Ordnance Survey getamap The reason for this optimism is that earlier this year, a project that I’ve been part of since it’s inception as the principal architecture authority came to fruition, and the Ordnance Survey getamap website was born to the public. There is only so much I can disclose, but it’s built in Silverlight using the Bing Maps Control, using services from Bing Maps and is a fully featured interactive mapping application (obviously). Silverlight proved to be the best technology for the job not only for the consumer experience, but also in driving down development/testing costs. I’m pretty chuffed at this accomplishment and you can read more in my blog post: “I made this – Ordnance Survey getamap”. I’m also readying a brief technical tour of the project, hopefully for the next Bing Maps UK User Group.

So, as the calendar turns over into September, I continue on my quest to bring some more Silverlight or WPF presenters/topics before you. If you know of someone who is itching to present at a SLUGUK or you’ve seen them on the user group circuit already or have a topic that you want to know more about, then please let me know. Suggestions are always welcomed and whenever possible, accommodated. Send an email to or add a comment to this blog post. If the speaker drought looks likely to continue through September, I’ll give a shout to a Silverlight Surgery so that there is a more social evening to get together and discuss the outcome of the ‘Build Windows’ conference.


This is a cross post from my EMC blog, mainly for backup duplicity and to aggregate some of my past postings. My EMC blog used to be under the Conchango brand but was acquired by EMC so I’ve also retrospectively refreshed some of the old links and maybe a tweak a bit of content too.
permalink to the original post here

I’ve been using AutoMapper on a number of projects for a number of years now and it’s always been a love/hate relationship. AutoMapper is a great  little .NET class library that takes the pain out of mapping one class to another but sometimes it makes me nervous when I just trust the magic and wonder what it’s really doing because although it hides the chore of reams of mapping code, is it also hiding mismappings? Just to prove this point, I discovered an innocent misuse of the AutoMapper configuration in my current project…

For some bizarre reason, the timestamp property on one of our C# classes seemed to be stuck in the past – across all instances it was the exactly the same time, rather than updating to the current time. The only place where the time was set, was in the following AutoMapper profile declaration:

Mapper.CreateMap<LoginPostModel, LoginAuditDetail>()
    .ForMember(dest => dest.OccurredAt, opt => opt.UseValue(DateTime.UtcNow));

Reason is because, UseValue is a static, so it’s set once when the MapProfile is instantiated and all subsequent .Map() invokes will use the same static value. Hence the sticky time value.

Mapper.CreateMap<LoginPostModel, LoginAuditDetail>()
    .ForMember(dest => dest.OccurredAt, opt => opt.MapFrom(src => DateTime.UtcNow));

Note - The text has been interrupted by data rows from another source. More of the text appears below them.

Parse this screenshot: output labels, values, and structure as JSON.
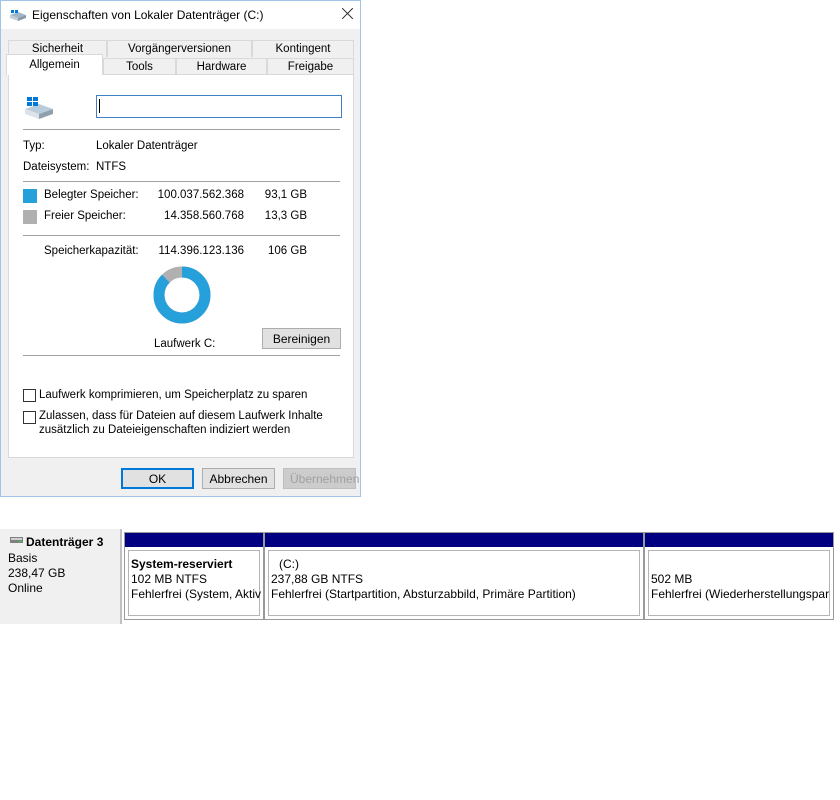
{
  "dialog": {
    "title": "Eigenschaften von Lokaler Datenträger (C:)",
    "tabs_row1": [
      "Sicherheit",
      "Vorgängerversionen",
      "Kontingent"
    ],
    "tabs_row2": [
      "Allgemein",
      "Tools",
      "Hardware",
      "Freigabe"
    ],
    "active_tab": "Allgemein",
    "name_value": "",
    "type_label": "Typ:",
    "type_value": "Lokaler Datenträger",
    "fs_label": "Dateisystem:",
    "fs_value": "NTFS",
    "used_label": "Belegter Speicher:",
    "used_bytes": "100.037.562.368",
    "used_gb": "93,1 GB",
    "free_label": "Freier Speicher:",
    "free_bytes": "14.358.560.768",
    "free_gb": "13,3 GB",
    "capacity_label": "Speicherkapazität:",
    "capacity_bytes": "114.396.123.136",
    "capacity_gb": "106 GB",
    "used_fraction": 0.8745,
    "drive_label": "Laufwerk C:",
    "cleanup_button": "Bereinigen",
    "compress_label": "Laufwerk komprimieren, um Speicherplatz zu sparen",
    "index_label_1": "Zulassen, dass für Dateien auf diesem Laufwerk Inhalte",
    "index_label_2": "zusätzlich zu Dateieigenschaften indiziert werden",
    "ok_button": "OK",
    "cancel_button": "Abbrechen",
    "apply_button": "Übernehmen",
    "colors": {
      "used": "#26a0da",
      "free": "#b0b0b0",
      "accent": "#0078d7"
    }
  },
  "disk": {
    "name": "Datenträger 3",
    "type": "Basis",
    "size": "238,47 GB",
    "status": "Online",
    "partitions": [
      {
        "name": "System-reserviert",
        "size": "102 MB NTFS",
        "status": "Fehlerfrei (System, Aktiv"
      },
      {
        "name": "(C:)",
        "size": "237,88 GB NTFS",
        "status": "Fehlerfrei (Startpartition, Absturzabbild, Primäre Partition)"
      },
      {
        "name": "",
        "size": "502 MB",
        "status": "Fehlerfrei (Wiederherstellungspar"
      }
    ],
    "colors": {
      "partition_bar": "#000080"
    }
  }
}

So when would you use UseValue ? Using a static value would be more applicable when setting up fixed Enums or custom values that are dependent on the mapping. For example:

Mapper.CreateMap<Account, CurrentAccount>()
    .ForMember(dest > dest.InterestCalculated, opt => opt.MapFrom(src => InterestCalculatedEnum.Daily));

Mapper.CreateMap<Account, SavingsAccount>()
    .ForMember(dest => dest.InterestCalculated, opt => opt.MapFrom(src => InterestCalculatedEnum.Monthly));

Mapper.CreateMap<Account, BondAccount>()
    .ForMember(dest => dest.InterestCalculated, opt => opt.MapFrom(src => InterestCalculatedEnum.Annual));


This is a cross post from my EMC blog, mainly for backup duplicity and to aggregate some of my past postings. My EMC blog used to be under the Conchango brand but was acquired by EMC so I’ve also retrospectively refreshed some of the old links and maybe a tweak a bit of content too.
permalink to the original post here